The whole matrix is 19" wide by 12" long. It contains 108 LEDs, in 18 parallel strings of 6 LEDs plus a 91 ohm resistor.

Not visible in the photo is a power switch and a 1K ohm rheostat. It runs off my portable 12V battery pack or my 120VAC-12VDC adapter.

It's working well. My cheapo digital camera does not render the colour realistically. It is not so orange.

Next step: find something to put above lights to smooth out and soften the light... Frosted glass, perhaps? Or a acrylic diffuser from a fluorescent light?

Thursday, April 05, 2007

oops oops

Was researching the Vixen MT-1 drive motor. Downloaded the special instructions for my Celestron (nah, Vixen) German Equatorial Mount, the "Super Polaris" (SP) mount. The showed how to dismantle the mount and add the motor for both the right ascension (RA) and declination (Decl.) axes.

When suddenly I noticed that their axis terms and mine are reversed!

Holy crap. Have I been using the opposite terms this whole time?!

lunch with Alan

Alan contacted me recently. He wanted to know if I would like 2 free tickets to the hotdocs movie In the Shadow of the Moon. Sounds like an interesting flick.
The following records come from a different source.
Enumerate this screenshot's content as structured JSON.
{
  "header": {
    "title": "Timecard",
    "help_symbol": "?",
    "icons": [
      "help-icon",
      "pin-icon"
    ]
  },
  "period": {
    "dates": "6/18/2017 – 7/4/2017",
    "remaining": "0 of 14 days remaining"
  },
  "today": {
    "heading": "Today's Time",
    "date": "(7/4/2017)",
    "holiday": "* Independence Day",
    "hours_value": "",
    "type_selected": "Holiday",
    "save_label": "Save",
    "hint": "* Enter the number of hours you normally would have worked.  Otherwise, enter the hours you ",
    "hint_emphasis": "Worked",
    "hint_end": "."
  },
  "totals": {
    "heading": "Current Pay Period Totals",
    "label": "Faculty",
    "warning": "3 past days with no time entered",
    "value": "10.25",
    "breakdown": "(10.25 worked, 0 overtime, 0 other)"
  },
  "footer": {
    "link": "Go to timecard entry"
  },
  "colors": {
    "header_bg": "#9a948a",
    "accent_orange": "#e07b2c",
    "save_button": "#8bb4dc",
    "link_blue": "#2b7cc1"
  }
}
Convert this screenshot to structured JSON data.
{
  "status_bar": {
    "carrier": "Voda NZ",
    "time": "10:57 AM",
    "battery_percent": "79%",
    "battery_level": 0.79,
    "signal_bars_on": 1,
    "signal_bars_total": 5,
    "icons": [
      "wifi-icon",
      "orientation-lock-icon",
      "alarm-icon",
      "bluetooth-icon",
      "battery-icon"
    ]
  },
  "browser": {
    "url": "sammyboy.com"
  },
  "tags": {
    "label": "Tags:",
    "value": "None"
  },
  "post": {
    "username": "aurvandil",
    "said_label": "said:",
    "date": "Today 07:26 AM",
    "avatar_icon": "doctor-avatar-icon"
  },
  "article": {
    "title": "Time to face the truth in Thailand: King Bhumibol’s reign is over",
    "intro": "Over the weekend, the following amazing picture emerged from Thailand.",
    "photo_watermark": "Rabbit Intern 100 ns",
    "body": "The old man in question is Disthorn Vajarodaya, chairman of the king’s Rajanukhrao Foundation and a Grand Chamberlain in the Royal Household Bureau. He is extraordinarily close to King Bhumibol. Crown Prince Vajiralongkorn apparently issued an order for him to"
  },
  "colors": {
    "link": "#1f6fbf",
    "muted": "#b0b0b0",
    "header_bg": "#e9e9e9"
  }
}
Sure!

We had lunch today to catch up and to exchange "da goods." It was great to see Alan again.

During our pub fare at The Pilot, we reminisced on our astronomy-related adventures.

For example, Alan recalled that we had gone to the David Dunlap Observatory at some point. We each recalled particulars of the evening, although neither of us remembered looking through the main instrument.

We laughed about our York University visit to view Mars and how irate some people became when we started to pack up... They assumed we worked for the university!

Alan also recalled a visit to his parents apartment near St. Clair and Avenue. From the building rooftop we viewed Mars. I vaguely recall the rooftop but not much else.

We agreed that we're getting old!

Monday, April 02, 2007

hands off

With the recent stargazing events, and plans to attend upcoming star parties and educational events, combined with the discovery that I am bound to the telescope (particularly at high powers), it occurred to me that I should—finally—get a clock drive motor from my SP-C8 telescope mount...

Sunday, April 01, 2007


OK. This is a little embarrassing. I just now remembered that I have the Observer's Handbook 2007. In fact, I had it at the Sharon star party, in my "book" box. Should have pulled that out (for many reasons). Could have looked up Saturn's moons, promoted the society, among other things...

Come to think of it... Why didn't anyone else?!